The refrain “paper or plastic” will still be heard at your local supermarket, but starting today the plastic bags will be a lot sturdier.
The ban was approved in 2020 by the Washington State Legislature, but its implementation was delayed at the start of the pandemic.
Materials Management Coordinator for the Washington Department of Ecology, Shannon Jones says single-use bags are a threat to the environment.
“They are a major contaminant in our recycling system, that lowers the value of our recyclables, and creates worker safety issues,” Jones says. “They're also a major source of litter, and marine pollution in our state’s waterways. And they also are just simply wasteful.”
The new thicker bags are reusable up to 125 times.
Paper bags are also being made more environmentally friendly.
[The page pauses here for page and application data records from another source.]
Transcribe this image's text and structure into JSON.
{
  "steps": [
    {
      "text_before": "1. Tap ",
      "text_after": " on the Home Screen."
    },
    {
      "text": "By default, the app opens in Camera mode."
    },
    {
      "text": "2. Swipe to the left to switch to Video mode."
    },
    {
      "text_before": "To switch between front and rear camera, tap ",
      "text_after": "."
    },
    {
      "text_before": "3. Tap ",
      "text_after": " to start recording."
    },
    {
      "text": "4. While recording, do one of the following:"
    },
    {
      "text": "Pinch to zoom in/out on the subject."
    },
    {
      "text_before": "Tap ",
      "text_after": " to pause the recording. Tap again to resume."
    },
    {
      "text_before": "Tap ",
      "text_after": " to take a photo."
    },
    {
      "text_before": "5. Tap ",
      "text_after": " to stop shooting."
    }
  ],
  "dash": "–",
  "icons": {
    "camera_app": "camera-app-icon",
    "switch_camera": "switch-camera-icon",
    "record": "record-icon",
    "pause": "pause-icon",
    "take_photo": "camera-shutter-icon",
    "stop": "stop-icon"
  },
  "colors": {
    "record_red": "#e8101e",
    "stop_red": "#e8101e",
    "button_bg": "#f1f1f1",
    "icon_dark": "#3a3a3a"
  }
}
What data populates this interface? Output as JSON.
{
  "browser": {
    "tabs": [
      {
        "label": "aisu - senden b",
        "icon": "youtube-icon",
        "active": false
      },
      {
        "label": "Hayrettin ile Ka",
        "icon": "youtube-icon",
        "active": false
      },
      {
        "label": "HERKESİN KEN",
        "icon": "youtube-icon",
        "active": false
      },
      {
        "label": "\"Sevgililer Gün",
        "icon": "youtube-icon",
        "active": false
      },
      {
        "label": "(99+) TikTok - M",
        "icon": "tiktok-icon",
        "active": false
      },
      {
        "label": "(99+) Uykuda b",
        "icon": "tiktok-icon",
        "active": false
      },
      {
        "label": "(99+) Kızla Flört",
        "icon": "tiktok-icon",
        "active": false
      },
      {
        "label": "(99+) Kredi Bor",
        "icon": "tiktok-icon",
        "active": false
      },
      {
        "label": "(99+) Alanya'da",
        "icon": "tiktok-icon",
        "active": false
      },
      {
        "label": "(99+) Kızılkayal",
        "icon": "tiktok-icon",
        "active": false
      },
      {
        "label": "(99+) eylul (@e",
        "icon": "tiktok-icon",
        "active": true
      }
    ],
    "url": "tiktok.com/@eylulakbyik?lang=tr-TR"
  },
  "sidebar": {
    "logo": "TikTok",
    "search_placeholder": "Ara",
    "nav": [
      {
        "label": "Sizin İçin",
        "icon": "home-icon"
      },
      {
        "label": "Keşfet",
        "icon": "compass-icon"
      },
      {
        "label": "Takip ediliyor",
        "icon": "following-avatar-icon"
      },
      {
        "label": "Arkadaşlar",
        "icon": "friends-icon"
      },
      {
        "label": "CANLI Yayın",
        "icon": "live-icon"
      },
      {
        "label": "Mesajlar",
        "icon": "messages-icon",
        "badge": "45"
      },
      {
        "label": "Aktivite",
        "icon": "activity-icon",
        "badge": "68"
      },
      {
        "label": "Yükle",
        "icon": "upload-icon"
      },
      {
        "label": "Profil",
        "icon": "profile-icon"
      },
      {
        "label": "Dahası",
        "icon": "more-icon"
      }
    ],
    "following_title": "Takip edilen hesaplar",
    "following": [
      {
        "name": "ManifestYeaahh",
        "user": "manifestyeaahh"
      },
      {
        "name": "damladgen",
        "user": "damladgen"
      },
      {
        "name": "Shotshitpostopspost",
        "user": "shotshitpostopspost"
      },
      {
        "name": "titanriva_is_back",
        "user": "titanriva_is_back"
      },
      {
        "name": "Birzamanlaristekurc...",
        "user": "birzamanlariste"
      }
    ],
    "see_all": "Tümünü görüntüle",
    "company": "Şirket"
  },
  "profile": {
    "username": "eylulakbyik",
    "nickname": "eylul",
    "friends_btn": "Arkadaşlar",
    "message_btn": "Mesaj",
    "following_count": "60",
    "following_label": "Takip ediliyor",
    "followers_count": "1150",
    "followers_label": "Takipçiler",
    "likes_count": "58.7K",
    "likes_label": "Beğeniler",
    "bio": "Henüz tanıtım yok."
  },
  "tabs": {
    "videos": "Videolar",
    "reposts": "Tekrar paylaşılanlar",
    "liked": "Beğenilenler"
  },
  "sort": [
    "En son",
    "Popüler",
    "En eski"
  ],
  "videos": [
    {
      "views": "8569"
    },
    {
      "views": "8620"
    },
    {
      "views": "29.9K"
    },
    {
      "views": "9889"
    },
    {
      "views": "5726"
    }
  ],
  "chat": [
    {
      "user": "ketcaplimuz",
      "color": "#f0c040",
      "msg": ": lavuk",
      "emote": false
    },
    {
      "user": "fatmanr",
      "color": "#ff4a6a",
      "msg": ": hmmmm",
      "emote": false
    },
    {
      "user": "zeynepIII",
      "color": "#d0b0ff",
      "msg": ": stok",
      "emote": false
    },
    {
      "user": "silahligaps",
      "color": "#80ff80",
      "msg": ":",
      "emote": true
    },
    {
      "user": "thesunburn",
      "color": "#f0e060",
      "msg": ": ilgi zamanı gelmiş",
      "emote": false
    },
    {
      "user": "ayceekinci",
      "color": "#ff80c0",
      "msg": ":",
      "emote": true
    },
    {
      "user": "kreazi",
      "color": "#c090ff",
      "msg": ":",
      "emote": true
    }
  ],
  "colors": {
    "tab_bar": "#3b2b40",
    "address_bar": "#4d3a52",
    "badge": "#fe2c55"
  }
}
The state requires them to be made from at least 40% recycled materials.
People can bring their own bags from home to use for shopping as well.
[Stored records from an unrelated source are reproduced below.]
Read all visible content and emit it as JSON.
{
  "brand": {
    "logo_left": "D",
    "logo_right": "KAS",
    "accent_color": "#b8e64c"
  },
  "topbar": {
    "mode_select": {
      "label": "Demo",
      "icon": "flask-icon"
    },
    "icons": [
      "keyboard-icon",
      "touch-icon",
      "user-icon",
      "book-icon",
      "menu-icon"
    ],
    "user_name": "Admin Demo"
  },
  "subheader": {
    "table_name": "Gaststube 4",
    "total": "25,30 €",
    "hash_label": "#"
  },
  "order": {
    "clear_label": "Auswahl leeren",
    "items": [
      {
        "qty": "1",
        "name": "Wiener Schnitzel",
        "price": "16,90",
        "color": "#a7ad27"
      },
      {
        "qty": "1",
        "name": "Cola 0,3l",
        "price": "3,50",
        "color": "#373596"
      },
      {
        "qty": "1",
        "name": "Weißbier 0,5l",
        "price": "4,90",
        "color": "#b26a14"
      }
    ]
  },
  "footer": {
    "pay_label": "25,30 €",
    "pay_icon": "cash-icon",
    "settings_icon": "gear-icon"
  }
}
She says the public can report stores that violate the ban through an online reporting form on the Department of Ecology's website.
She says business who violate the policy could be fined 250-dollars a day.
“Were definitely going to work with business,” Jones says. “It would take repeated ongoing willful non-compliance to result in the penalties.”
There will be some exceptions to the single use bags, including the thin bags provided for wrapping meat and produce in the store, as well as packaged bags sold in stores for sandwiches or trash.